San Antonio Mennonite Church has had a home in the King William neighborhood for nearly three decades, although its building (at 1443 S. St. Mary’s) has been around for much longer. The red tile roof, white stucco walls and intricate windows make it a fine piece of Mediterranean architecture. Mennonites, having Anabaptist roots similar to the Amish, do not ordinarily worship in such fancy church buildings. Simple living is part of the faith tradition; but in the mid-1980s, a group of Mennonites began worshiping in the fellowship hall of the church, which at the time was Westminster Presbyterian. A few years later, the Presbyterian church decided to sell the building to the Mennonites.
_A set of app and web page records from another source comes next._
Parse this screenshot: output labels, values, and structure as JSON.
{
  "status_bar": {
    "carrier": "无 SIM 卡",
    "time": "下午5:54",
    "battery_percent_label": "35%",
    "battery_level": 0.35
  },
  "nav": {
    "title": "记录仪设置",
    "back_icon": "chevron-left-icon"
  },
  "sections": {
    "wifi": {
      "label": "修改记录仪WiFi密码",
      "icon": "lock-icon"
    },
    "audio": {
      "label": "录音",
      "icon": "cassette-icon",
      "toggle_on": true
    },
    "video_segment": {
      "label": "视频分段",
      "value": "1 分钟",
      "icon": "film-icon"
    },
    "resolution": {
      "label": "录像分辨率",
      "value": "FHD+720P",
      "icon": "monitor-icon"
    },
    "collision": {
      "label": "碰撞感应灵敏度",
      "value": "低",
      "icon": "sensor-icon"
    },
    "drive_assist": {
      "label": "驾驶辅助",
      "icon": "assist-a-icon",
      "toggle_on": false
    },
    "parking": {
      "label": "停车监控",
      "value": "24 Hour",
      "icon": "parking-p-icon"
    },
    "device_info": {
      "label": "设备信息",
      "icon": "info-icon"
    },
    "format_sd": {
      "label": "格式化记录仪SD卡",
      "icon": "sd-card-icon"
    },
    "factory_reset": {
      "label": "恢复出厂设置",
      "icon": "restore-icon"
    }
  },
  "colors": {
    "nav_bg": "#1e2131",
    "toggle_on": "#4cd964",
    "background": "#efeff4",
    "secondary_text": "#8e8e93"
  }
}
Today the congregation is very active. While some members bike to church, others come from as far as Boerne and Seguin. I have been attending SAMC for the past ten years, and currently serve as Congregational Chair. Two years ago, I learned quite a bit about our property while researching a grant for the San Antonio Conservation Society. Cornerstones list the dates of 1899 for a structure that no longer stands, and 1928 for one wing of the current building, and 1948 for the other. The property is designated a San Antonio Historic Landmark. Our Conservation Society grant application was approved and we were able to rebuild one stained glass window, repair others, and rebuild a set of wooden doors with funding paid to a master carpenter specializing in historic preservation.
Keeping up with the physical needs of our church building is a daunting task for a congregation with only one paid staff member, our pastor, Rachel Epp Miller. Several years ago, we hired an architectural firm to do a complete evaluation of our property and suggest renovations. The price tag for our wish list was twenty times our annual budget. We scaled back our plans significantly, but have made major repairs in the past five years: a new tile roof, renovation of our Fellowship Hall, new ceilings and more. We are currently fundraising for additional repairs.
Upkeep of the building is important considering how well it is used. During the week of October 6, the peaceCenter held two meetings; the preschool co-op met two mornings; P.E.A.C.E Initiative held two events; several support groups had sessions; the Center for Formative Action and Reflection held three events (including a free yoga class on Wednesday night); and an author came to speak to a women’s book club. Our building is also used for the DOOR program, which facilitates urban mission trips for young people visiting San Antonio, typically during the summer. On Saturday mornings the garden crew tends the plants inside the picket fence. Of course, Sunday mornings are the busiest.
San Antonio Mennonite Church welcomes all. If you are curious about Mennonites, there is much to be learned on the web, and we meet every Sunday morning at 10:45.
- Mitzi Moore